[Given records]
○ ○ ○ ○

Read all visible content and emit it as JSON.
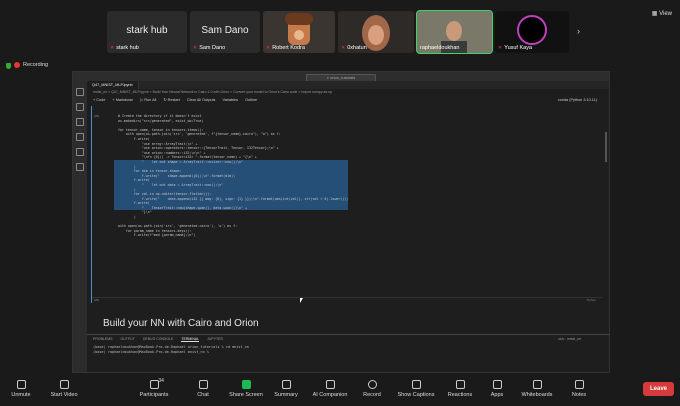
{
  "participants": [
    {
      "name": "stark hub",
      "label": "stark hub",
      "kind": "text"
    },
    {
      "name": "Sam Dano",
      "label": "Sam Dano",
      "kind": "text"
    },
    {
      "name": "Robert Kodra",
      "kind": "video"
    },
    {
      "name": "0xhatun",
      "kind": "video"
    },
    {
      "name": "raphaeldoukhan",
      "kind": "video",
      "active": true
    },
    {
      "name": "Yusuf Kaya",
      "kind": "video"
    }
  ],
  "view_label": "View",
  "recording_label": "Recording",
  "vscode": {
    "window_title": "orion_tutorials",
    "tabs": [
      "Q47_MNIST_MLP.ipynb"
    ],
    "breadcrumb": "mnist_nn > Q47_MNIST_MLP.ipynb > Build Your Neural Network in Cairo 1.0 with Orion > Convert your model to Orion's Cairo code > import numpy as np",
    "toolbar": {
      "code": "+ Code",
      "markdown": "+ Markdown",
      "run_all": "▷ Run All",
      "restart": "↻ Restart",
      "clear_outputs": "Clear All Outputs",
      "variables": "Variables",
      "outline": "Outline",
      "kernel": "conda (Python 3.10.11)"
    },
    "cell_number": "[35]",
    "code_lines": [
      {
        "text": "  # Create the directory if it doesn't exist",
        "sel": false
      },
      {
        "text": "  os.makedirs(\"src/generated\", exist_ok=True)",
        "sel": false
      },
      {
        "text": "",
        "sel": false
      },
      {
        "text": "  for tensor_name, tensor in tensors.items():",
        "sel": false
      },
      {
        "text": "      with open(os.path.join('src', 'generated', f\"{tensor_name}.cairo\"), \"w\") as f:",
        "sel": false
      },
      {
        "text": "          f.write(",
        "sel": false
      },
      {
        "text": "              \"use array::ArrayTrait;\\n\" +",
        "sel": false
      },
      {
        "text": "              \"use orion::operators::tensor::{TensorTrait, Tensor, I32Tensor};\\n\" +",
        "sel": false
      },
      {
        "text": "              \"use orion::numbers::i32;\\n\\n\" +",
        "sel": false
      },
      {
        "text": "              \"\\nfn {0}() -> Tensor<i32> \".format(tensor_name) + \"{\\n\" +",
        "sel": false
      },
      {
        "text": "              \"    let mut shape = ArrayTrait::<usize>::new();\\n\"",
        "sel": true
      },
      {
        "text": "          )",
        "sel": true
      },
      {
        "text": "          for dim in tensor.shape:",
        "sel": true
      },
      {
        "text": "              f.write(\"    shape.append({0});\\n\".format(dim))",
        "sel": true
      },
      {
        "text": "          f.write(",
        "sel": true
      },
      {
        "text": "              \"    let mut data = ArrayTrait::new();\\n\"",
        "sel": true
      },
      {
        "text": "          )",
        "sel": true
      },
      {
        "text": "          for val in np.nditer(tensor.flatten()):",
        "sel": true
      },
      {
        "text": "              f.write(\"    data.append(i32 {{ mag: {0}, sign: {1} }});\\n\".format(abs(int(val)), str(val < 0).lower()))",
        "sel": true
      },
      {
        "text": "          f.write(",
        "sel": true
      },
      {
        "text": "              \"    TensorTrait::new(shape.span(), data.span())\\n\" +",
        "sel": true
      },
      {
        "text": "              \"}\\n\"",
        "sel": false
      },
      {
        "text": "          )",
        "sel": false
      },
      {
        "text": "",
        "sel": false
      },
      {
        "text": "  with open(os.path.join('src', 'generated.cairo'), 'w') as f:",
        "sel": false
      },
      {
        "text": "      for param_name in tensors.keys():",
        "sel": false
      },
      {
        "text": "          f.write(f\"mod {param_name};\\n\")",
        "sel": false
      }
    ],
    "cell_footer": "[35]",
    "cell_language": "Python",
    "markdown_heading": "Build your NN with Cairo and Orion",
    "panel_tabs": [
      "PROBLEMS",
      "OUTPUT",
      "DEBUG CONSOLE",
      "TERMINAL",
      "JUPYTER"
    ],
    "panel_active": "TERMINAL",
    "panel_right": "zsh - mnist_nn",
    "terminal_lines": [
      "(base) raphaeldoukhan@MacBook-Pro-de-Raphael orion_tutorials % cd mnist_nn",
      "(base) raphaeldoukhan@MacBook-Pro-de-Raphael mnist_nn % "
    ]
  },
  "zoom_toolbar": [
    {
      "label": "Unmute",
      "icon": "microphone-muted-icon"
    },
    {
      "label": "Start Video",
      "icon": "video-off-icon"
    },
    {
      "label": "Participants",
      "icon": "participants-icon",
      "count": "34"
    },
    {
      "label": "Chat",
      "icon": "chat-icon"
    },
    {
      "label": "Share Screen",
      "icon": "share-screen-icon"
    },
    {
      "label": "Summary",
      "icon": "summary-icon"
    },
    {
      "label": "AI Companion",
      "icon": "ai-companion-icon"
    },
    {
      "label": "Record",
      "icon": "record-icon"
    },
    {
      "label": "Show Captions",
      "icon": "captions-icon"
    },
    {
      "label": "Reactions",
      "icon": "reactions-icon"
    },
    {
      "label": "Apps",
      "icon": "apps-icon"
    },
    {
      "label": "Whiteboards",
      "icon": "whiteboard-icon"
    },
    {
      "label": "Notes",
      "icon": "notes-icon"
    }
  ],
  "leave_label": "Leave",
  "colors": {
    "accent_green": "#1db954",
    "leave_red": "#d63b3b",
    "selection": "#264f78"
  }
}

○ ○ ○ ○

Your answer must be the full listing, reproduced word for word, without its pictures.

[Solution for this task]
Read all visible content and emit it as JSON.
{
  "participants": [
    {
      "name": "stark hub",
      "label": "stark hub",
      "kind": "text"
    },
    {
      "name": "Sam Dano",
      "label": "Sam Dano",
      "kind": "text"
    },
    {
      "name": "Robert Kodra",
      "kind": "video"
    },
    {
      "name": "0xhatun",
      "kind": "video"
    },
    {
      "name": "raphaeldoukhan",
      "kind": "video",
      "active": true
    },
    {
      "name": "Yusuf Kaya",
      "kind": "video"
    }
  ],
  "view_label": "View",
  "recording_label": "Recording",
  "vscode": {
    "window_title": "orion_tutorials",
    "tabs": [
      "Q47_MNIST_MLP.ipynb"
    ],
    "breadcrumb": "mnist_nn > Q47_MNIST_MLP.ipynb > Build Your Neural Network in Cairo 1.0 with Orion > Convert your model to Orion's Cairo code > import numpy as np",
    "toolbar": {
      "code": "+ Code",
      "markdown": "+ Markdown",
      "run_all": "▷ Run All",
      "restart": "↻ Restart",
      "clear_outputs": "Clear All Outputs",
      "variables": "Variables",
      "outline": "Outline",
      "kernel": "conda (Python 3.10.11)"
    },
    "cell_number": "[35]",
    "code_lines": [
      {
        "text": "  # Create the directory if it doesn't exist",
        "sel": false
      },
      {
        "text": "  os.makedirs(\"src/generated\", exist_ok=True)",
        "sel": false
      },
      {
        "text": "",
        "sel": false
      },
      {
        "text": "  for tensor_name, tensor in tensors.items():",
        "sel": false
      },
      {
        "text": "      with open(os.path.join('src', 'generated', f\"{tensor_name}.cairo\"), \"w\") as f:",
        "sel": false
      },
      {
        "text": "          f.write(",
        "sel": false
      },
      {
        "text": "              \"use array::ArrayTrait;\\n\" +",
        "sel": false
      },
      {
        "text": "              \"use orion::operators::tensor::{TensorTrait, Tensor, I32Tensor};\\n\" +",
        "sel": false
      },
      {
        "text": "              \"use orion::numbers::i32;\\n\\n\" +",
        "sel": false
      },
      {
        "text": "              \"\\nfn {0}() -> Tensor<i32> \".format(tensor_name) + \"{\\n\" +",
        "sel": false
      },
      {
        "text": "              \"    let mut shape = ArrayTrait::<usize>::new();\\n\"",
        "sel": true
      },
      {
        "text": "          )",
        "sel": true
      },
      {
        "text": "          for dim in tensor.shape:",
        "sel": true
      },
      {
        "text": "              f.write(\"    shape.append({0});\\n\".format(dim))",
        "sel": true
      },
      {
        "text": "          f.write(",
        "sel": true
      },
      {
        "text": "              \"    let mut data = ArrayTrait::new();\\n\"",
        "sel": true
      },
      {
        "text": "          )",
        "sel": true
      },
      {
        "text": "          for val in np.nditer(tensor.flatten()):",
        "sel": true
      },
      {
        "text": "              f.write(\"    data.append(i32 {{ mag: {0}, sign: {1} }});\\n\".format(abs(int(val)), str(val < 0).lower()))",
        "sel": true
      },
      {
        "text": "          f.write(",
        "sel": true
      },
      {
        "text": "              \"    TensorTrait::new(shape.span(), data.span())\\n\" +",
        "sel": true
      },
      {
        "text": "              \"}\\n\"",
        "sel": false
      },
      {
        "text": "          )",
        "sel": false
      },
      {
        "text": "",
        "sel": false
      },
      {
        "text": "  with open(os.path.join('src', 'generated.cairo'), 'w') as f:",
        "sel": false
      },
      {
        "text": "      for param_name in tensors.keys():",
        "sel": false
      },
      {
        "text": "          f.write(f\"mod {param_name};\\n\")",
        "sel": false
      }
    ],
    "cell_footer": "[35]",
    "cell_language": "Python",
    "markdown_heading": "Build your NN with Cairo and Orion",
    "panel_tabs": [
      "PROBLEMS",
      "OUTPUT",
      "DEBUG CONSOLE",
      "TERMINAL",
      "JUPYTER"
    ],
    "panel_active": "TERMINAL",
    "panel_right": "zsh - mnist_nn",
    "terminal_lines": [
      "(base) raphaeldoukhan@MacBook-Pro-de-Raphael orion_tutorials % cd mnist_nn",
      "(base) raphaeldoukhan@MacBook-Pro-de-Raphael mnist_nn % "
    ]
  },
  "zoom_toolbar": [
    {
      "label": "Unmute",
      "icon": "microphone-muted-icon"
    },
    {
      "label": "Start Video",
      "icon": "video-off-icon"
    },
    {
      "label": "Participants",
      "icon": "participants-icon",
      "count": "34"
    },
    {
      "label": "Chat",
      "icon": "chat-icon"
    },
    {
      "label": "Share Screen",
      "icon": "share-screen-icon"
    },
    {
      "label": "Summary",
      "icon": "summary-icon"
    },
    {
      "label": "AI Companion",
      "icon": "ai-companion-icon"
    },
    {
      "label": "Record",
      "icon": "record-icon"
    },
    {
      "label": "Show Captions",
      "icon": "captions-icon"
    },
    {
      "label": "Reactions",
      "icon": "reactions-icon"
    },
    {
      "label": "Apps",
      "icon": "apps-icon"
    },
    {
      "label": "Whiteboards",
      "icon": "whiteboard-icon"
    },
    {
      "label": "Notes",
      "icon": "notes-icon"
    }
  ],
  "leave_label": "Leave",
  "colors": {
    "accent_green": "#1db954",
    "leave_red": "#d63b3b",
    "selection": "#264f78"
  }
}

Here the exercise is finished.